Conventional curing involves adding sodium nitrite to reduce bacterial growth and preserve the food during the cooking and chilling processes. The problem is that these substances have a long link to cancer. In recent years, meat companies have come out with uncured versions of meats with “no added nitrates or nitrites except those naturally occurring.” Often times, food scientists derive these alternatives from celery. The problem is that you may end up with an undesirable veggie taste in your meat.
For the past several years, Osburn has been studying the idea of a novel amino acid alternative curing system for meat. Just this past year, he received a $500,000 grant from the U.S. Department of Agriculture–Agriculture and Food Research Initiative to determine the feasibility of something like this. Nitrites and nitrates naturally occur in the body, so Osburn and his team believe they can add an amino acid called L-arginine to meat and activate the nitric oxide synthase (NOS) enzyme within it. This enzyme is able to convert L-arginine to nitric oxide (NO) and another amino acid, L-citrulline.
Osburn was listening to one of his colleagues, Dr. Nathan Bryan, speak about the endothelial nitric oxide synthase (eNOS) system in the body and how it utilizes L-arginine to make nitric oxide, improving blood flow. This is when he connected the dots. He started thinking that the eNOS enzyme could be activated by the addition of L-arginine to create nitric oxide and cure meats.
“It could be that this approach is actually a ‘natural curing process’ by adding an amino acid to an enzyme whose primary function is to generate nitric oxide,” Osburn says in a university release. “I’m not adding any nitrates or nitrites.”

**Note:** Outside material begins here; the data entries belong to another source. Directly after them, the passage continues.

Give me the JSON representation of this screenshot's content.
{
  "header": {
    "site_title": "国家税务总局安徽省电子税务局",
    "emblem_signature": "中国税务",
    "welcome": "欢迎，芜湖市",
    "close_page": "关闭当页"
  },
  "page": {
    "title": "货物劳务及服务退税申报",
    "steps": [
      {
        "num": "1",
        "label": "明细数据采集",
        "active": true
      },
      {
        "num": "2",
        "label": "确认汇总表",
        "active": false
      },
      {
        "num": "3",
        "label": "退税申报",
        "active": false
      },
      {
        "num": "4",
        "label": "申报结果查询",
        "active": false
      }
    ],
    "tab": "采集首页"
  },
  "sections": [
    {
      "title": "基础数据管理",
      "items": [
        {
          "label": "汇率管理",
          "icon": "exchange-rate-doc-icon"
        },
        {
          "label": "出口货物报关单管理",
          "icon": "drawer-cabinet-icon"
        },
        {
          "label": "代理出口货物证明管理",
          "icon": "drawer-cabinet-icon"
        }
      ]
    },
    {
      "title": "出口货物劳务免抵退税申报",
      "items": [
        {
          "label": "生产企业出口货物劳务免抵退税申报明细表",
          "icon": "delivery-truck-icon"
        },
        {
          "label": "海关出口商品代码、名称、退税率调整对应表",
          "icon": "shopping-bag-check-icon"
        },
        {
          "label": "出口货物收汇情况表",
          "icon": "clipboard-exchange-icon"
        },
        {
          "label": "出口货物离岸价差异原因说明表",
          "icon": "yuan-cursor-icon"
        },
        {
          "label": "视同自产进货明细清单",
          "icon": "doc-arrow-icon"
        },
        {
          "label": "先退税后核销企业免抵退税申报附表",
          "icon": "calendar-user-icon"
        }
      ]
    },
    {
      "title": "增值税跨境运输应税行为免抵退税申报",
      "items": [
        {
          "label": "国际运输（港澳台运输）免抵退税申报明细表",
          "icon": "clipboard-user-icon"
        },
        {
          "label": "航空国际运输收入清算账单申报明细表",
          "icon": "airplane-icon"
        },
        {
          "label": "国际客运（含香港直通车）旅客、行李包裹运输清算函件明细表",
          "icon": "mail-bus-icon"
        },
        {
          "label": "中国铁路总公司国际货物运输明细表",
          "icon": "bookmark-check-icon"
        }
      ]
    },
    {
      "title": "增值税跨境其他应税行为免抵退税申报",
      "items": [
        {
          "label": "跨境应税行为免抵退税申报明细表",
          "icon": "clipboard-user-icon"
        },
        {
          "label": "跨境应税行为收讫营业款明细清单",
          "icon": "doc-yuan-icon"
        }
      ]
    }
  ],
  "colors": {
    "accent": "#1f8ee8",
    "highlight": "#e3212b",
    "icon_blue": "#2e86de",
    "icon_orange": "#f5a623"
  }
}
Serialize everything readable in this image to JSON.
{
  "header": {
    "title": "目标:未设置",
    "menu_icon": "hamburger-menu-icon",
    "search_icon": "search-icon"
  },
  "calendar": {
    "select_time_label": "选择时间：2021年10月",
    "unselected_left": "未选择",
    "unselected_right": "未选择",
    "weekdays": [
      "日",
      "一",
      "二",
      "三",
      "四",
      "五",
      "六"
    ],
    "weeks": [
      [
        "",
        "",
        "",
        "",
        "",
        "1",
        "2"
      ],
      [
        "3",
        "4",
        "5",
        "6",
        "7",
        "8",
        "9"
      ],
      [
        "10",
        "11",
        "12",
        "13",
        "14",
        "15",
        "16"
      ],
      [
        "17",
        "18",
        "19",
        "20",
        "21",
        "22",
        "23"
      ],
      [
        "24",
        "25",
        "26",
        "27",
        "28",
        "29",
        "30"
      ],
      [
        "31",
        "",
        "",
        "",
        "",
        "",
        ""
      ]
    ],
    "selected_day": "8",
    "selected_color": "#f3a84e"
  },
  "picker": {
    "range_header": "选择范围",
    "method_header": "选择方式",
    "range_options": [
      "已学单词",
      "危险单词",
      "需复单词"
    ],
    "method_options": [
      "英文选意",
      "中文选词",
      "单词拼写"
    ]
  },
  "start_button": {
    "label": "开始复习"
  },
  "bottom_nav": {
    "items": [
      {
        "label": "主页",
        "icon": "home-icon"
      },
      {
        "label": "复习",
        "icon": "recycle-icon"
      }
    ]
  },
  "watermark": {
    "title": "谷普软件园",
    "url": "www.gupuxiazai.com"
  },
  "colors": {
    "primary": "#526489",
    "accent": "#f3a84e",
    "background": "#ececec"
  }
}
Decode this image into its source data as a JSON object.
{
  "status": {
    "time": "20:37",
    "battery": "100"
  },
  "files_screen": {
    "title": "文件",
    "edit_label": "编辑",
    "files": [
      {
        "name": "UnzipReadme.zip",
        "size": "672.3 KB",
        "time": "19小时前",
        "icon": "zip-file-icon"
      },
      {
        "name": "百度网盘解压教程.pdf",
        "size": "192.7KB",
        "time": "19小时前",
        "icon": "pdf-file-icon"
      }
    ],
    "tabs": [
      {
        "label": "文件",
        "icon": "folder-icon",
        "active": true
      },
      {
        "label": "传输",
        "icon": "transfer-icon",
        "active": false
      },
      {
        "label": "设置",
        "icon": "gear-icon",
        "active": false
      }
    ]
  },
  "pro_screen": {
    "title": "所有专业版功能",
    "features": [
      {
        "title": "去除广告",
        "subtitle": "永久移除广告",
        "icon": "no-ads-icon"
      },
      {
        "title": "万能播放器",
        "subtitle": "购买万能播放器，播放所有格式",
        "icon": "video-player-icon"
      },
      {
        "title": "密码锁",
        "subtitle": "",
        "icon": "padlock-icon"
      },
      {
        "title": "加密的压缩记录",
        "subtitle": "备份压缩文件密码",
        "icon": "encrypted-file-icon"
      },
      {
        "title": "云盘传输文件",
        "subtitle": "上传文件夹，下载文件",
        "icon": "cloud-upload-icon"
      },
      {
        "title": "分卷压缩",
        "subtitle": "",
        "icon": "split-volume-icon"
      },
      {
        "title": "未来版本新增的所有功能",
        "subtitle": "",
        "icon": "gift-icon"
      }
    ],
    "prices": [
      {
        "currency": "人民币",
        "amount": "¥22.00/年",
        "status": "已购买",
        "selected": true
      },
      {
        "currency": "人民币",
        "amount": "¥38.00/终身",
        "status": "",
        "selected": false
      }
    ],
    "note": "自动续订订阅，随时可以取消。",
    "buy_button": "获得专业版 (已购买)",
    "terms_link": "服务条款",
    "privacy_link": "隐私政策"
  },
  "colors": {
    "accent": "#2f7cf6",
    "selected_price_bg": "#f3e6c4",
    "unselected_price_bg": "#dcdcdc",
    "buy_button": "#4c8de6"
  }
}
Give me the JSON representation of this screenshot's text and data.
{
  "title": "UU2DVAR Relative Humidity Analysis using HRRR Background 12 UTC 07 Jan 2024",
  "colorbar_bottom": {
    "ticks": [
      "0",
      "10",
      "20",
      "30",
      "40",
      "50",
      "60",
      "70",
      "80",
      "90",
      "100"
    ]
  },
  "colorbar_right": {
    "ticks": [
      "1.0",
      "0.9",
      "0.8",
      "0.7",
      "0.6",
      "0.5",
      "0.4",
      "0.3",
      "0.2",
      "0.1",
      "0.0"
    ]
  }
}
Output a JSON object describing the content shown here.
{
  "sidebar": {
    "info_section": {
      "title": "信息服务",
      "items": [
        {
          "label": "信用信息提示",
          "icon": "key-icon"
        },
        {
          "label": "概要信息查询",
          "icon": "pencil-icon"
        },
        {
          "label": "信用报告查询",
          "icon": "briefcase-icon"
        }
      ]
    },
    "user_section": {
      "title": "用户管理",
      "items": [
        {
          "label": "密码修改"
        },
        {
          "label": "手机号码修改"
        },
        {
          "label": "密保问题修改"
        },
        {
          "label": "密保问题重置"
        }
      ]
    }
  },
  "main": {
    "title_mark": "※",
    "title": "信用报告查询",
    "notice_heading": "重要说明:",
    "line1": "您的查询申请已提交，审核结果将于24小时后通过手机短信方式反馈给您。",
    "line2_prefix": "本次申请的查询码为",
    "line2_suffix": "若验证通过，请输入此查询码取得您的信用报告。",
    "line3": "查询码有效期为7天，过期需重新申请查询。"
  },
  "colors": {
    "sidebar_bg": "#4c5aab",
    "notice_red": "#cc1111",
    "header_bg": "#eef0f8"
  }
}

Osburn’s team wants to make it possible for meat processors to effectively use the NOS system for curing meat and poultry in a consistent manner to keep up with consumer demands. However, they have to validate their process and make sure it works well enough to apply to a variety of conditions. To do this, they have to test it on various types of cured beef, pork, and poultry, which will take ample time.
“There are differences in the amount of the NOS enzymes within different muscle groups across various meat species,” the meat scientist says. “This enzyme is closely associated with the mitochondria, so there tends to be more NOS enzyme in muscles used for locomotion. There are also differences in myoglobin content (meat color pigment), so if we can generate nitric oxide via the NOS enzyme, the cured meat color may vary.”
“The question we are still trying to answer is will the NOS enzyme generate sufficient amounts of nitric oxide to develop acceptable cured meat color and enough residual nitrite to ensure that the product is safe, regardless of whether it is summer sausage or pepperoni or some other product?” Osburn adds. “Think about it, if we can make pepperoni through this process, there could be a huge economic impact since we consume a lot of pepperoni here in the U.S.”
In the meantime, the team is manipulating several factors, such as the arginine concentration, meat acid-base chemistry, temperature, and time to determine the best conditions for producing a prototype amino acid-cured ham product. Researchers are also looking ahead to applying their system to a wider range, such as beef jerky, bacon, fermented summer sausage or salami, and poultry hot dogs. The team says meat companies are really interested in seeing where this goes, because lots of research is still up in the air about it all, and there may be some upcoming USDA rulings that may not be in their favor regarding current “uncured” products put out on the market.